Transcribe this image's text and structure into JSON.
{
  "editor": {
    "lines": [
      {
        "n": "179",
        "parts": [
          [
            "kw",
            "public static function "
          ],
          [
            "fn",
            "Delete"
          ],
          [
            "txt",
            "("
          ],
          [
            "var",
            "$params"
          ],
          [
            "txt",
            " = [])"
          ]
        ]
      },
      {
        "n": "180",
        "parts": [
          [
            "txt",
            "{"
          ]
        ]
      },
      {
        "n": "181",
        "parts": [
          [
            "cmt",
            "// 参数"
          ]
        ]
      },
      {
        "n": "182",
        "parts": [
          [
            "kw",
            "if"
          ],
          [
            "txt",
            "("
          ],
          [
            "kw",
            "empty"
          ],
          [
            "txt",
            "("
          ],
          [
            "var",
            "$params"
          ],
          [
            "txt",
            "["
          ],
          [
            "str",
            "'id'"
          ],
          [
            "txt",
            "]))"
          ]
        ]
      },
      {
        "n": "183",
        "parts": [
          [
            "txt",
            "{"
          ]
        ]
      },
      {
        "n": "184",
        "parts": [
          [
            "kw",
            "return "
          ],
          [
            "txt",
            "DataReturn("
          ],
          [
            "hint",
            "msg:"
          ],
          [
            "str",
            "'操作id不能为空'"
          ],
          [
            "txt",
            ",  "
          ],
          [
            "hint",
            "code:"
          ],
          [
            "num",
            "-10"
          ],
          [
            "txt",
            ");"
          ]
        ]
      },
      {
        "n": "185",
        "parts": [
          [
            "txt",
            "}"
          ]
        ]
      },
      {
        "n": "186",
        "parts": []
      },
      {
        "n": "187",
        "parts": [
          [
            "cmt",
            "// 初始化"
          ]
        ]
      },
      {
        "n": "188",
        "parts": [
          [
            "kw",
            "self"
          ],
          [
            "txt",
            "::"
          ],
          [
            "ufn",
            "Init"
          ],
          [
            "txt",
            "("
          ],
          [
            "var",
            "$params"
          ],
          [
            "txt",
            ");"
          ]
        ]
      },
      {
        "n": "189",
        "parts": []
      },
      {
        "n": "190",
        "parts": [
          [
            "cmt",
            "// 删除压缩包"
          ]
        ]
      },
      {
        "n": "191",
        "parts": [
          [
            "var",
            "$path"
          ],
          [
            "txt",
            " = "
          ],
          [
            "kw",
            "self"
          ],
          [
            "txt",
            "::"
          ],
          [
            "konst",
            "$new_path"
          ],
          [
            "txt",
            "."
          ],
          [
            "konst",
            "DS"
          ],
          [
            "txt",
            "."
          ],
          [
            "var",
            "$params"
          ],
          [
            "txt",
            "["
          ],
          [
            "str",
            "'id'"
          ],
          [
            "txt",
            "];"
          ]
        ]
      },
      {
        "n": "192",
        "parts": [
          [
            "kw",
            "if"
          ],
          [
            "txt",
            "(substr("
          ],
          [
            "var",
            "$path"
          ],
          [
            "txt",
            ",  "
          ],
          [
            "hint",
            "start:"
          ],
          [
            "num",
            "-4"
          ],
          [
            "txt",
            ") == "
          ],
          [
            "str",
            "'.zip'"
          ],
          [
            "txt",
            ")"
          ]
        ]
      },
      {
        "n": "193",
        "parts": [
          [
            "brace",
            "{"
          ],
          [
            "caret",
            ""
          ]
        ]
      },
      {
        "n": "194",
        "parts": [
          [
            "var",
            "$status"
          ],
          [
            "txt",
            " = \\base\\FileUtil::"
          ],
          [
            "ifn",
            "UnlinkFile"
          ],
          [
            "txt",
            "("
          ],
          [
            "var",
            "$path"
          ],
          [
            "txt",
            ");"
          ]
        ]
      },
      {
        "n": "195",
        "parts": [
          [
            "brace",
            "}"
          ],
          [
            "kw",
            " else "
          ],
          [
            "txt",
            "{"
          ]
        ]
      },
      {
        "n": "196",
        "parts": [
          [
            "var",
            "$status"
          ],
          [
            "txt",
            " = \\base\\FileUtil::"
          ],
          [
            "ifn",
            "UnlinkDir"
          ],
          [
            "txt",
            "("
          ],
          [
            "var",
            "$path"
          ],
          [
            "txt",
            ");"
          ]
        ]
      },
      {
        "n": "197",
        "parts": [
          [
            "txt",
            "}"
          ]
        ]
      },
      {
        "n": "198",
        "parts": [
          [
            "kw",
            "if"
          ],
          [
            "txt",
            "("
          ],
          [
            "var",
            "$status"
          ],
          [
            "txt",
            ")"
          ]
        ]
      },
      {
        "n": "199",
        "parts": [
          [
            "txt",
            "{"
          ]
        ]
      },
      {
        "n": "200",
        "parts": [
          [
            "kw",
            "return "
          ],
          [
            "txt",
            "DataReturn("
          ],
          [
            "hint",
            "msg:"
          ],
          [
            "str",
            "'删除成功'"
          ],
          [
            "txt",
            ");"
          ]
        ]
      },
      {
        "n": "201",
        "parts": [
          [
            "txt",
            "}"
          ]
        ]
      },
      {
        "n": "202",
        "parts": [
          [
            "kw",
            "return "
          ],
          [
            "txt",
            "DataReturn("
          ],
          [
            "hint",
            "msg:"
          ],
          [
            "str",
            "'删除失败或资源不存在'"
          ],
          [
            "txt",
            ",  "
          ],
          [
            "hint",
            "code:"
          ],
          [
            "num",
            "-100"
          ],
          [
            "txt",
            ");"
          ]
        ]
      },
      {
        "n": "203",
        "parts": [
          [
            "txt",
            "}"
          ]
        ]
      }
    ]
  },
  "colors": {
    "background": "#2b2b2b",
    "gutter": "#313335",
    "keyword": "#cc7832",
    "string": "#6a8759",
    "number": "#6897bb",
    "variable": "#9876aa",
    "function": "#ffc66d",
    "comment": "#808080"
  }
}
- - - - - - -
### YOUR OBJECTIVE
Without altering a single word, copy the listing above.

### SOLUTION FOR THIS EXERCISE
Transcribe this image's text and structure into JSON.
{
  "editor": {
    "lines": [
      {
        "n": "179",
        "parts": [
          [
            "kw",
            "public static function "
          ],
          [
            "fn",
            "Delete"
          ],
          [
            "txt",
            "("
          ],
          [
            "var",
            "$params"
          ],
          [
            "txt",
            " = [])"
          ]
        ]
      },
      {
        "n": "180",
        "parts": [
          [
            "txt",
            "{"
          ]
        ]
      },
      {
        "n": "181",
        "parts": [
          [
            "cmt",
            "// 参数"
          ]
        ]
      },
      {
        "n": "182",
        "parts": [
          [
            "kw",
            "if"
          ],
          [
            "txt",
            "("
          ],
          [
            "kw",
            "empty"
          ],
          [
            "txt",
            "("
          ],
          [
            "var",
            "$params"
          ],
          [
            "txt",
            "["
          ],
          [
            "str",
            "'id'"
          ],
          [
            "txt",
            "]))"
          ]
        ]
      },
      {
        "n": "183",
        "parts": [
          [
            "txt",
            "{"
          ]
        ]
      },
      {
        "n": "184",
        "parts": [
          [
            "kw",
            "return "
          ],
          [
            "txt",
            "DataReturn("
          ],
          [
            "hint",
            "msg:"
          ],
          [
            "str",
            "'操作id不能为空'"
          ],
          [
            "txt",
            ",  "
          ],
          [
            "hint",
            "code:"
          ],
          [
            "num",
            "-10"
          ],
          [
            "txt",
            ");"
          ]
        ]
      },
      {
        "n": "185",
        "parts": [
          [
            "txt",
            "}"
          ]
        ]
      },
      {
        "n": "186",
        "parts": []
      },
      {
        "n": "187",
        "parts": [
          [
            "cmt",
            "// 初始化"
          ]
        ]
      },
      {
        "n": "188",
        "parts": [
          [
            "kw",
            "self"
          ],
          [
            "txt",
            "::"
          ],
          [
            "ufn",
            "Init"
          ],
          [
            "txt",
            "("
          ],
          [
            "var",
            "$params"
          ],
          [
            "txt",
            ");"
          ]
        ]
      },
      {
        "n": "189",
        "parts": []
      },
      {
        "n": "190",
        "parts": [
          [
            "cmt",
            "// 删除压缩包"
          ]
        ]
      },
      {
        "n": "191",
        "parts": [
          [
            "var",
            "$path"
          ],
          [
            "txt",
            " = "
          ],
          [
            "kw",
            "self"
          ],
          [
            "txt",
            "::"
          ],
          [
            "konst",
            "$new_path"
          ],
          [
            "txt",
            "."
          ],
          [
            "konst",
            "DS"
          ],
          [
            "txt",
            "."
          ],
          [
            "var",
            "$params"
          ],
          [
            "txt",
            "["
          ],
          [
            "str",
            "'id'"
          ],
          [
            "txt",
            "];"
          ]
        ]
      },
      {
        "n": "192",
        "parts": [
          [
            "kw",
            "if"
          ],
          [
            "txt",
            "(substr("
          ],
          [
            "var",
            "$path"
          ],
          [
            "txt",
            ",  "
          ],
          [
            "hint",
            "start:"
          ],
          [
            "num",
            "-4"
          ],
          [
            "txt",
            ") == "
          ],
          [
            "str",
            "'.zip'"
          ],
          [
            "txt",
            ")"
          ]
        ]
      },
      {
        "n": "193",
        "parts": [
          [
            "brace",
            "{"
          ],
          [
            "caret",
            ""
          ]
        ]
      },
      {
        "n": "194",
        "parts": [
          [
            "var",
            "$status"
          ],
          [
            "txt",
            " = \\base\\FileUtil::"
          ],
          [
            "ifn",
            "UnlinkFile"
          ],
          [
            "txt",
            "("
          ],
          [
            "var",
            "$path"
          ],
          [
            "txt",
            ");"
          ]
        ]
      },
      {
        "n": "195",
        "parts": [
          [
            "brace",
            "}"
          ],
          [
            "kw",
            " else "
          ],
          [
            "txt",
            "{"
          ]
        ]
      },
      {
        "n": "196",
        "parts": [
          [
            "var",
            "$status"
          ],
          [
            "txt",
            " = \\base\\FileUtil::"
          ],
          [
            "ifn",
            "UnlinkDir"
          ],
          [
            "txt",
            "("
          ],
          [
            "var",
            "$path"
          ],
          [
            "txt",
            ");"
          ]
        ]
      },
      {
        "n": "197",
        "parts": [
          [
            "txt",
            "}"
          ]
        ]
      },
      {
        "n": "198",
        "parts": [
          [
            "kw",
            "if"
          ],
          [
            "txt",
            "("
          ],
          [
            "var",
            "$status"
          ],
          [
            "txt",
            ")"
          ]
        ]
      },
      {
        "n": "199",
        "parts": [
          [
            "txt",
            "{"
          ]
        ]
      },
      {
        "n": "200",
        "parts": [
          [
            "kw",
            "return "
          ],
          [
            "txt",
            "DataReturn("
          ],
          [
            "hint",
            "msg:"
          ],
          [
            "str",
            "'删除成功'"
          ],
          [
            "txt",
            ");"
          ]
        ]
      },
      {
        "n": "201",
        "parts": [
          [
            "txt",
            "}"
          ]
        ]
      },
      {
        "n": "202",
        "parts": [
          [
            "kw",
            "return "
          ],
          [
            "txt",
            "DataReturn("
          ],
          [
            "hint",
            "msg:"
          ],
          [
            "str",
            "'删除失败或资源不存在'"
          ],
          [
            "txt",
            ",  "
          ],
          [
            "hint",
            "code:"
          ],
          [
            "num",
            "-100"
          ],
          [
            "txt",
            ");"
          ]
        ]
      },
      {
        "n": "203",
        "parts": [
          [
            "txt",
            "}"
          ]
        ]
      }
    ]
  },
  "colors": {
    "background": "#2b2b2b",
    "gutter": "#313335",
    "keyword": "#cc7832",
    "string": "#6a8759",
    "number": "#6897bb",
    "variable": "#9876aa",
    "function": "#ffc66d",
    "comment": "#808080"
  }
}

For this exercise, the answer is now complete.